Backcountry skiing equipment is undergoing rapid and welcome improvements these days. It’s lighter, easier to use, and more durable — but not much safer in 2006 than it was 10 years ago. Blasphemy? Read on.
Indeed today’s rando binders are lighter, function well and break less, but do they protect your legs any better? In most (if not all) cases, no. Dynafit’s release mechanism is exactly the same as ten years ago, and they do not release easily in tour mode. The Fritschi release has not changed in ten years. Naxos have the room for just about any release machinery out there, but don’t include any sort of innovative knee protection. Silvretta Pure has an unusual release mechanism that is only active at the heel, and requires the boot to slide against a fixed toe piece — one doubts this includes anything new and better for ligament preservation. Meanwhile, alpine bindings have numerous design innovations intended to prevent blown knees.
As telemark bindings have grown to silly weight and proportions, only a few offer safety release. New innovative tele binding systems are coming, but it appears little effort is being made to include safety release. I suspect a cruel irony is at work. If you sell a binding with no release, you don’t have any liability in terms of providing a safety release. Sell a binding with release, and you’re opening up a legal can of worms. Homebrew tele engineers have enjoyed this situation for years, as have larger binding makers who can basically sell a few springs and some cable for hundreds of dollars.
Avalanche Rescue Shovels
You may need to throw a couple thousand pounds of snow to dig out a buried friend. The ideal shovel for this probably varies according to your body type and strength. Many are too small for a real-life deep burial. Conversely, a smaller person doesn’t need a huge shovel that they can’t handle or that tires them quickly. What we need to see with shovels is more testing, and products based on real-world published tests, photos, and video. Only one test is valid: trigger an avalanche, then shovel down through the fresh debris. Shoveling old avalanche debris is unrealistic. Shoveling a snowplow bank is unrealistic. Shoveling snow that hasn’t been disturbed is unrealistic. My guess is that shovel material is not critical (aluminum vs plastic) but that design and size are the keys. Yet we need hard data. After several decades of endless shovel designs, the information about performance is not out there — I believe I could dig up a person just as fast with a shovel from 10 years ago as with one I bought today.
Sure, they’re easier to use for a novice, but are they really much better?
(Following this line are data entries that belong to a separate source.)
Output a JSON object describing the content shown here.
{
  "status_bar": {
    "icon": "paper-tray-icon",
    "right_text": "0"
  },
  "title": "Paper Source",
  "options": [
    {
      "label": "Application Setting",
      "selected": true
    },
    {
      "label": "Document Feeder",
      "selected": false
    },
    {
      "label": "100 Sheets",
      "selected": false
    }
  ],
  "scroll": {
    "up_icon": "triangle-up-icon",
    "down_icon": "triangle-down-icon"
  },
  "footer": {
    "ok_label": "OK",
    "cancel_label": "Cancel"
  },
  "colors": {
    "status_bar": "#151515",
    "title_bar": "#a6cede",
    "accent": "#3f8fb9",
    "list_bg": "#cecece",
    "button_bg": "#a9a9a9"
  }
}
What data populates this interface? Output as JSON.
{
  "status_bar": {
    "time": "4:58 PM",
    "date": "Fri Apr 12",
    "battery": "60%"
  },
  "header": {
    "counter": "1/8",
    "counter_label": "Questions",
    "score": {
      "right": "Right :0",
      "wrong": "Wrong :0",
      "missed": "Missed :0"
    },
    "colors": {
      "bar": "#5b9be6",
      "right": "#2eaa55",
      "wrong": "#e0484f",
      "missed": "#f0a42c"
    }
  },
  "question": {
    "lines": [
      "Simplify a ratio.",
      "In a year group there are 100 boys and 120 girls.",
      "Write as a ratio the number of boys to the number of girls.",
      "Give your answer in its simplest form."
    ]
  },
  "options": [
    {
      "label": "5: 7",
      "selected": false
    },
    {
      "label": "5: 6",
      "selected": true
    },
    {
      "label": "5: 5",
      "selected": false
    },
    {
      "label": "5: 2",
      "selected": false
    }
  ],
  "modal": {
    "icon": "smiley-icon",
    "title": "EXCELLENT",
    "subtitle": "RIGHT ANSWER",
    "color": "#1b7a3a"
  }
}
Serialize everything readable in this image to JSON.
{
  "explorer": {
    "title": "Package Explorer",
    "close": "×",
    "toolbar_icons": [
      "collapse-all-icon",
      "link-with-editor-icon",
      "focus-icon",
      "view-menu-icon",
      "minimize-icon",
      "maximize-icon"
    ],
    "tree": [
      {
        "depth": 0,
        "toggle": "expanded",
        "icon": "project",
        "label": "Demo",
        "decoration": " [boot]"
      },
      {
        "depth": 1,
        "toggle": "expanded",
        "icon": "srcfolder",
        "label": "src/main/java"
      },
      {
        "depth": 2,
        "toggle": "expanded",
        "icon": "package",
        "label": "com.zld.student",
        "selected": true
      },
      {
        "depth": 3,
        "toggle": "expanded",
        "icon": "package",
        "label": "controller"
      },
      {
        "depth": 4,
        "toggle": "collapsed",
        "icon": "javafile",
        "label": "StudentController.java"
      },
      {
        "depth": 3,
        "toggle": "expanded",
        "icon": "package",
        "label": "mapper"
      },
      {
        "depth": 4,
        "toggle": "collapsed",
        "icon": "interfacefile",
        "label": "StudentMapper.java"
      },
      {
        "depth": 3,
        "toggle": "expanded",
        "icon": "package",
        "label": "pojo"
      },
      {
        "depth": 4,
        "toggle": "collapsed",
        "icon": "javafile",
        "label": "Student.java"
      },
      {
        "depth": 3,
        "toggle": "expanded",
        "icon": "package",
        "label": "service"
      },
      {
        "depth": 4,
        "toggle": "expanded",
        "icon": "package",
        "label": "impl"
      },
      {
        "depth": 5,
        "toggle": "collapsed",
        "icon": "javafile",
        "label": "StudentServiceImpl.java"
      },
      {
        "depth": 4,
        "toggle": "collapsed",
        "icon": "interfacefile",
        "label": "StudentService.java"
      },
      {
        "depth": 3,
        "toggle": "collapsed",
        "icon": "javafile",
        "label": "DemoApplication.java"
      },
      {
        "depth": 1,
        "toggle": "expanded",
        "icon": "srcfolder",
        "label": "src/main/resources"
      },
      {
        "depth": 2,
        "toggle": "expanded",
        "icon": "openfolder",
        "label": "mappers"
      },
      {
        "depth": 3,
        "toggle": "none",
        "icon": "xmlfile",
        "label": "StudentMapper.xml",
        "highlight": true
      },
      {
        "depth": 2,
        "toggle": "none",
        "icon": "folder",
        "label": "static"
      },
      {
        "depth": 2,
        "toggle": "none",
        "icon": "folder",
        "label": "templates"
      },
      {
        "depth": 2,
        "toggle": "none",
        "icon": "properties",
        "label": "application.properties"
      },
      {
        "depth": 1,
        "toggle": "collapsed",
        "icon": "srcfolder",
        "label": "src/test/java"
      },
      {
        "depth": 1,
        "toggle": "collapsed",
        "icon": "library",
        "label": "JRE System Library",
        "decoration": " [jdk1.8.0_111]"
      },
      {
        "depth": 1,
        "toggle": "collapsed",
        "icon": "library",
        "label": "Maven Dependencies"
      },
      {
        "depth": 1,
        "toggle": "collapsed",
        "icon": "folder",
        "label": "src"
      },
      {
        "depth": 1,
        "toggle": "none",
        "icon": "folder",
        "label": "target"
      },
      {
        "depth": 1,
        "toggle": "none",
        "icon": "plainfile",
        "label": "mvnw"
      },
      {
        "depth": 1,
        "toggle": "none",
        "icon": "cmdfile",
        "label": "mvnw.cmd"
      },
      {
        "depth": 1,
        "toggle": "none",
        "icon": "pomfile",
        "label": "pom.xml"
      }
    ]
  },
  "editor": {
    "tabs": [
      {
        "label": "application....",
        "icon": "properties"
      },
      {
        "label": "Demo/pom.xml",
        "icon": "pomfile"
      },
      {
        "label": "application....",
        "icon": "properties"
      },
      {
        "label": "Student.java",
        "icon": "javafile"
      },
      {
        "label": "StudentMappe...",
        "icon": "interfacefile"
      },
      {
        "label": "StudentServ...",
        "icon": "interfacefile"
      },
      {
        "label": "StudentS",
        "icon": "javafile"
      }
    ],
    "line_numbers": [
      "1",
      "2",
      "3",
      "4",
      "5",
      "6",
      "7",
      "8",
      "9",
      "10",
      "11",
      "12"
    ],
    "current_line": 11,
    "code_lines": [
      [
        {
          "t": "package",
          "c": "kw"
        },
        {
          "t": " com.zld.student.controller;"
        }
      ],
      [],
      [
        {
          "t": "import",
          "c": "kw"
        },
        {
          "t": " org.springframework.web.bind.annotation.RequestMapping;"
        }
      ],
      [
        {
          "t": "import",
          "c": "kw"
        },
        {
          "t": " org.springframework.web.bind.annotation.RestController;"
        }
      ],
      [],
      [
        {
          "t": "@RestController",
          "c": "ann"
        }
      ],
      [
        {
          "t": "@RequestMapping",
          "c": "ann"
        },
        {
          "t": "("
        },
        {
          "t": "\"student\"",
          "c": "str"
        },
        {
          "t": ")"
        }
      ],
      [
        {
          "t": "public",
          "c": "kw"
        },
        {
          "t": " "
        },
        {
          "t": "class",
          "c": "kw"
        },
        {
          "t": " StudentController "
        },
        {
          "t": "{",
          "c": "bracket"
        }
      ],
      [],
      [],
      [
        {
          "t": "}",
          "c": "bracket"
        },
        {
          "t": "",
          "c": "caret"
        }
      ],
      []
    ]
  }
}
Today’s digital beacons have less battery life than the analog beacons of a decade ago, may have less range, are heavy and bulky, and in the hands of a practiced user will find a victim only a smidge faster than that same user could with an analog unit. Indeed, if you take the long view you have to ask what all the recent hype is about! Sure, a digital works better for handling multiple burials, and perhaps requires less practice — but that’s about it. This reminds me of cell phones. Buy the latest phone from Cingular, and you’ll still encounter drop-outs and dead areas. Not to worry, however, as your phone has a camera, plays any ring tone you want, gets email and includes video games. Yipee — who needs to talk? What we need is a beacon that digs faster.
Ski helmets offer little protection — much less than most people think. In the words of respected gear writer Clyde Soles “they offer little more protection than a cardboard box.” Even so, helmets may be worth using if you ski fast or take excessive risks, but they have room for VAST improvement. No doubt it’s a challenge to keep a helmet light and streamlined, yet still offering effective protection. But I believe that modern materials and engineering can rise to the challenge. Only consumer demand or regulation will make that happen. Presently, I believe we’re being duped into thinking helmets offer more protection than they do in real life, and helmets do not appear to be improving. Okay, we now have helmets with music. Time to move on to making ones that are safer.
Avalungs, airbags, etc.
Devices that help you after you’re caught or buried are a welcome development (they barely existed a decade ago), but again have vast room for improvement. Airbag systems are not allowed on airplanes, should include a neck collar, and are too heavy and expensive. They also lack an automatic trigger (not doubt a difficult engineering challenge, but I believe possible). The Avalung concept is revolutionary, as data shows that digging an avalanche victim out quickly enough to prevent suffocation may at times be impossible without them having breathing assistance. Yet the Avalung requires user intervention (you have to get it in your mouth and keep it there). We need a more passive device. Something that turns on automatically once you’re buried and provides fresh air to your facial area. Again, I have no doubt that modern engineering could rise to the challenge. Perhaps a CO2 sensor could turn on a small battery powered blower. Whatever the case, bring on the improvements!
Rant done. Let’s be clear that gear is only part of the safety equation. How we use our brains is more important than any equipment issues.
And back to gear — is it much safer than it was 10 years ago? Comments enabled, use link at bottom of post.